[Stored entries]
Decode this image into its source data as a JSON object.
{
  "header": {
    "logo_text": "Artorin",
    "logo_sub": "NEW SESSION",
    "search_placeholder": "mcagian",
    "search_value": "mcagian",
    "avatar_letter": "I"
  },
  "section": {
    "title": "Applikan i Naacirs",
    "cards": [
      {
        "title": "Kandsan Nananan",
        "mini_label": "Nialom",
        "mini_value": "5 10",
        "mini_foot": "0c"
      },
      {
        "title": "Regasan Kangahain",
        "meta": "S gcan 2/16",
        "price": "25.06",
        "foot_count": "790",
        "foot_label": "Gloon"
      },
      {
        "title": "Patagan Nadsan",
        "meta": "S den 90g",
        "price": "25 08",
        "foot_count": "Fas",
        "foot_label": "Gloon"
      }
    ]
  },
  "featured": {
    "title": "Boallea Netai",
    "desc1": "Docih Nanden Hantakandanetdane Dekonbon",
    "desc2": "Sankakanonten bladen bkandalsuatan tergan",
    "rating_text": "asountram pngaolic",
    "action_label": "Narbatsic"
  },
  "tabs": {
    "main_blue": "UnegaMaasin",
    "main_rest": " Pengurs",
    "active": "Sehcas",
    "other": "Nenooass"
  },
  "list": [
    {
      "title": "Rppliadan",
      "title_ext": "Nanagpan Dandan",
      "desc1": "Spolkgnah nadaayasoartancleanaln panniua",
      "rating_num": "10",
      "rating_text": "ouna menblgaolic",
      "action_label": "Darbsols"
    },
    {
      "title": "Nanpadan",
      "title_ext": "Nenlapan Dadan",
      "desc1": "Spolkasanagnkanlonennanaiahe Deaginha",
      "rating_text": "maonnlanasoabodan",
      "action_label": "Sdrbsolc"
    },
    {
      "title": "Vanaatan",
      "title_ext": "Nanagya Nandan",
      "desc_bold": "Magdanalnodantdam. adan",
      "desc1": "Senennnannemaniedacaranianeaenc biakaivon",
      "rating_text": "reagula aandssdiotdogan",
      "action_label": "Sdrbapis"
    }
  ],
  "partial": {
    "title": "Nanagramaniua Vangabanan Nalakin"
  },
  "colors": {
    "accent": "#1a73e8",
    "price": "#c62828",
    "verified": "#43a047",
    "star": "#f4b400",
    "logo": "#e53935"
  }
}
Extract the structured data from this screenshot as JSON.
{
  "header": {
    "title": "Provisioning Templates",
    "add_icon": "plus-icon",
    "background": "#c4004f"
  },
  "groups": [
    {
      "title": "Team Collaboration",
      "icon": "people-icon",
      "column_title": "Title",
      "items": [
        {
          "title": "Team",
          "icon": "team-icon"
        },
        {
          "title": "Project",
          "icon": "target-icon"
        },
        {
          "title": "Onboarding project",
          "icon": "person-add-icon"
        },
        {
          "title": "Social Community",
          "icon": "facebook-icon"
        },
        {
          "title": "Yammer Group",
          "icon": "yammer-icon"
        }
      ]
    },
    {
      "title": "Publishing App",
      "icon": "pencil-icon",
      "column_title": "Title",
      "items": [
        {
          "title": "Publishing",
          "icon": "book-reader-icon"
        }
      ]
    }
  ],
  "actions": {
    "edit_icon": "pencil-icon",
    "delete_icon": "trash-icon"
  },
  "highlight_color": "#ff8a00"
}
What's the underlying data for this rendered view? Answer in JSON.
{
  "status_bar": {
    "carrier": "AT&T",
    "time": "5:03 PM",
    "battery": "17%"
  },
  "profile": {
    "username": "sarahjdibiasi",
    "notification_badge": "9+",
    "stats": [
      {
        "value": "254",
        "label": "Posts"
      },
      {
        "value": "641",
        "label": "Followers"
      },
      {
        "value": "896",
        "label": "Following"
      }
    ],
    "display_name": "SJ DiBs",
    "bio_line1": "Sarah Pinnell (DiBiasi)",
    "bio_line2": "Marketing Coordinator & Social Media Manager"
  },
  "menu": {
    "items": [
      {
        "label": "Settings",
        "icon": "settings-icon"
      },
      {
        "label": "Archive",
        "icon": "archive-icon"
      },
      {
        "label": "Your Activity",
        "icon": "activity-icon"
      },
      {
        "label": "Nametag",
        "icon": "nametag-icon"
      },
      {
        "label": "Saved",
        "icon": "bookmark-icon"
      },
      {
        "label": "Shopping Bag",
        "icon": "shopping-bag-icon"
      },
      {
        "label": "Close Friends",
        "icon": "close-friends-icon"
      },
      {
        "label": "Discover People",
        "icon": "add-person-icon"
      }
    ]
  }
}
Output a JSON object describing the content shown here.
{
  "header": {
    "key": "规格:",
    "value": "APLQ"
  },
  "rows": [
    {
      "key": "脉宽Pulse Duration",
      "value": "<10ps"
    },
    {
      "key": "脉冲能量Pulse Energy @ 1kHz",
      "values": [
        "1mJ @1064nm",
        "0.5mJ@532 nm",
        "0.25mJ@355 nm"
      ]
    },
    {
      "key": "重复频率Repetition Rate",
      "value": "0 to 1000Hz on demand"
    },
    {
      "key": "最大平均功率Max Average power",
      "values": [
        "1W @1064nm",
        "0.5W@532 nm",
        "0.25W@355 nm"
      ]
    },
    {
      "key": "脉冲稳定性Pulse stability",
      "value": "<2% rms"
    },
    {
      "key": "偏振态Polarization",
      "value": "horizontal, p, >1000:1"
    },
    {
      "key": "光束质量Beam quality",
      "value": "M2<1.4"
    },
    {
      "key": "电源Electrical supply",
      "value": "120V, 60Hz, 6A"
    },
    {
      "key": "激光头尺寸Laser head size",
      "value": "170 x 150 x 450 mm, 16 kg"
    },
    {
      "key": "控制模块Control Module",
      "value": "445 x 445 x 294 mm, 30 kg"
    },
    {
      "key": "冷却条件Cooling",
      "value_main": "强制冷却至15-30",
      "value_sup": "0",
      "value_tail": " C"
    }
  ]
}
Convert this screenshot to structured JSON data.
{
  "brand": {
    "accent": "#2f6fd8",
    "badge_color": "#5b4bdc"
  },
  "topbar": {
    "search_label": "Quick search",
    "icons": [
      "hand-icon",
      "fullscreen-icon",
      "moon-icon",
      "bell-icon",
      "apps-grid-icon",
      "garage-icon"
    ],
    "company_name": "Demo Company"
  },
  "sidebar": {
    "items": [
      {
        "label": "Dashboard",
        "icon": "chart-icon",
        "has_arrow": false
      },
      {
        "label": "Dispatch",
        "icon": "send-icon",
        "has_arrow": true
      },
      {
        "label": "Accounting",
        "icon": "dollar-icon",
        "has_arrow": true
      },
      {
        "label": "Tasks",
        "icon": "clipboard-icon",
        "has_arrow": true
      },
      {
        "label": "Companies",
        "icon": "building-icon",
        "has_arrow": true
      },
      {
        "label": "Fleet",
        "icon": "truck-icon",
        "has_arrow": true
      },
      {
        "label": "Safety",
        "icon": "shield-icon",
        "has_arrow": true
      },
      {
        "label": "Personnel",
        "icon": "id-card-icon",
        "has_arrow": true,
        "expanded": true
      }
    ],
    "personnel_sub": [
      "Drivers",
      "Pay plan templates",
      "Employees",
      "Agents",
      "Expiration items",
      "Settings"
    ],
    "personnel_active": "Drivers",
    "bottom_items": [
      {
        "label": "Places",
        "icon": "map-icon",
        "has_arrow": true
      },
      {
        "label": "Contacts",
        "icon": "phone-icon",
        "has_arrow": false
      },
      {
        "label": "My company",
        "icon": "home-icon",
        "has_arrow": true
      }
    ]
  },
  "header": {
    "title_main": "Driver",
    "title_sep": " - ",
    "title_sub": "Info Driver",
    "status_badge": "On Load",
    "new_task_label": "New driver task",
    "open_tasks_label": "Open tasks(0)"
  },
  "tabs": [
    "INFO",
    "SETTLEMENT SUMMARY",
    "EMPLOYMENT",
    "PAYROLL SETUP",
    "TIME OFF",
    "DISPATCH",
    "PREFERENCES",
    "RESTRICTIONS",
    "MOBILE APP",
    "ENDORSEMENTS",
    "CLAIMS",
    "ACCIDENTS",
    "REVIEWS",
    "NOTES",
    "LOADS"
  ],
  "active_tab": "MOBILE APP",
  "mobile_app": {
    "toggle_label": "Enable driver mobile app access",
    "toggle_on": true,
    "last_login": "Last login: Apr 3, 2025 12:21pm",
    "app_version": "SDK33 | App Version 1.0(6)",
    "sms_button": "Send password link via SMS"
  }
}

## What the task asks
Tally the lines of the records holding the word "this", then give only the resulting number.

## Result
4